“What we try to do is really use the expertise of the staff who are here, and their experience areas,” she said. “Some of our trainees have run groups before in other settings.” Others, she notes, are older, or can work together in groups of two to run a support group.
Another major factor is student need. Sometimes students reach out to the Stone Center independently to suggest the formation of a group. Other times, a group’s founding (such as Grief Group) can be kickstarted by dean recommendations based on commonly reported situations.
“Grief Group –– that was a group that really rose from the needs of the Wellesley community, and we get a lot of referrals [to the group] from deans,” said Park. “That group reconstitutes every year, based on the needs of students.”

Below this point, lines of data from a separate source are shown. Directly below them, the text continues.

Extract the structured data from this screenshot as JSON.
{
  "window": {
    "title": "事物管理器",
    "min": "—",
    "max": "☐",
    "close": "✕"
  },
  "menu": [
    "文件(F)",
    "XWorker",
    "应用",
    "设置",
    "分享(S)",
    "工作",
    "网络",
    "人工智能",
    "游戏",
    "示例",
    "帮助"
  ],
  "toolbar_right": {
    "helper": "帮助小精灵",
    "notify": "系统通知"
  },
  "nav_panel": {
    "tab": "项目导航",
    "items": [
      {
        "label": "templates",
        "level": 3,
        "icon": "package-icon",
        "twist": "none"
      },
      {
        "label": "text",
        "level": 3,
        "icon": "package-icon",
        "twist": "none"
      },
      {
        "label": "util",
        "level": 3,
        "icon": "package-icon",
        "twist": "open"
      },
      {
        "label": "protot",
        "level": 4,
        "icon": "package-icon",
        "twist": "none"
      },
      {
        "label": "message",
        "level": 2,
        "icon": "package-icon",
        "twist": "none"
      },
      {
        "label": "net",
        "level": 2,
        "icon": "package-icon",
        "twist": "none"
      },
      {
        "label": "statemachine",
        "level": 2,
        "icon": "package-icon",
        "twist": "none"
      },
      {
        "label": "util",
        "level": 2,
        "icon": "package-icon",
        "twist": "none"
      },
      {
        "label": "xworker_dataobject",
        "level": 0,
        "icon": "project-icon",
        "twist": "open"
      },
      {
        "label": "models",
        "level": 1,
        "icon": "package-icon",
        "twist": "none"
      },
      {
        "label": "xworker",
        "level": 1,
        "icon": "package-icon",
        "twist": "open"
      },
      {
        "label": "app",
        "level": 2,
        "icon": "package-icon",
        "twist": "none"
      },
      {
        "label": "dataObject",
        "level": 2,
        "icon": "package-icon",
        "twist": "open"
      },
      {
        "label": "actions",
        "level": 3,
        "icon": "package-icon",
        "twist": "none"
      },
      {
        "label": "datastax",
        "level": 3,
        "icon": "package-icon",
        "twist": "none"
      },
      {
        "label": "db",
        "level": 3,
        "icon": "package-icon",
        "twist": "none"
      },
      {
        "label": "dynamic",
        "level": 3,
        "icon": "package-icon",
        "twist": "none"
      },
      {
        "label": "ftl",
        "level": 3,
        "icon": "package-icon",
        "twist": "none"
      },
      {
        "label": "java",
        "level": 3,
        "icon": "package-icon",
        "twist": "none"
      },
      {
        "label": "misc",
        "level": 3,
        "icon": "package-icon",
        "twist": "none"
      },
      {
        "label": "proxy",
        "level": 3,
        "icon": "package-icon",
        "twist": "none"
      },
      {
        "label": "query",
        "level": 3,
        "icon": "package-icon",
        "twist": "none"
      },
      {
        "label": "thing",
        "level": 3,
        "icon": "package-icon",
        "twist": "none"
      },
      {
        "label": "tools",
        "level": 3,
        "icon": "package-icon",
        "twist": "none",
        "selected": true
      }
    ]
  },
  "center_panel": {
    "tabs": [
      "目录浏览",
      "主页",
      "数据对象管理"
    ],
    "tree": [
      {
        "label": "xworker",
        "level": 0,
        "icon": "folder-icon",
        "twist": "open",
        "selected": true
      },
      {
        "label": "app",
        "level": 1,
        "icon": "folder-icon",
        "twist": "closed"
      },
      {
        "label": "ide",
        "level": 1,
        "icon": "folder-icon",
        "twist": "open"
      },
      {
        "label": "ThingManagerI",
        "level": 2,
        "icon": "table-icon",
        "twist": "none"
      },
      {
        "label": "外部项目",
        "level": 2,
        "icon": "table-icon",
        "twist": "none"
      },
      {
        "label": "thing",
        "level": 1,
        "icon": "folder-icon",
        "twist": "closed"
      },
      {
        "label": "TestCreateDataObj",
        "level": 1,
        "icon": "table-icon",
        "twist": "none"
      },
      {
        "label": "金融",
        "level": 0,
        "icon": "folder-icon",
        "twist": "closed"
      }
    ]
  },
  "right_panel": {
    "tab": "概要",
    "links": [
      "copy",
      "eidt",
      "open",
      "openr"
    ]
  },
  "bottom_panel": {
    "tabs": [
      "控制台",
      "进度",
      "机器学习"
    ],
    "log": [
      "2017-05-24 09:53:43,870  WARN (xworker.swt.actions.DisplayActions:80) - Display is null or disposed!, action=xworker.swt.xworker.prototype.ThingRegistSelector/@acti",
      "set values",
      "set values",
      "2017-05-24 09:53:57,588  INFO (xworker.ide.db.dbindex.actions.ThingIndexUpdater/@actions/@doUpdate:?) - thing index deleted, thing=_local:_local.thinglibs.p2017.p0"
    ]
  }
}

One challenge raised by holding support groups at a small liberal arts college, where many people know each other, is enforcing confidentiality. Each group sets up its own rules, including how to tackle confidentiality and to what degree group members can communicate outside of group meetings, but students earning each other’s trust can still be a problem. Like Wellesley’s peer health educator programs, including Active Minds and the Balance Health Educators (BHEs), most support groups operate on a key principle: “Take the story, leave the name.”
Despite these concerns, Maya feels safe and comfortable in her group.
“I made new friends with people I might’ve never met,” she said. “At the end of spring semester, we made a group chat to keep in touch and continue to provide support for each other over the summer.”
Another major challenge, familiar to anyone who’s ever struggled to match their Google calendar to a friend’s or professor’s, is trying to fit meeting times to students’ busy schedules. Some groups recruit members first and then use resources like when2meet to find a time that works for as many people as possible, while others start with a weekly time that students can plan for. Either way, helping a large group of students with busy schedules meet is a monumental task.
“September is like, ‘oh, let’s get this going, let’s see if this can happen!’” laughed Park, in reference to the amount of time counselors spend in September trying to configure group meeting times.
Regardless of these difficulties, Stone Center support groups are still a great way for students to reach out to each other, and share their experiences.
“Based off of my personal experience I would highly, highly recommend support groups,” said Maya. “The first few weeks may be awkward, but it’ll get better and will become an invaluable resource.”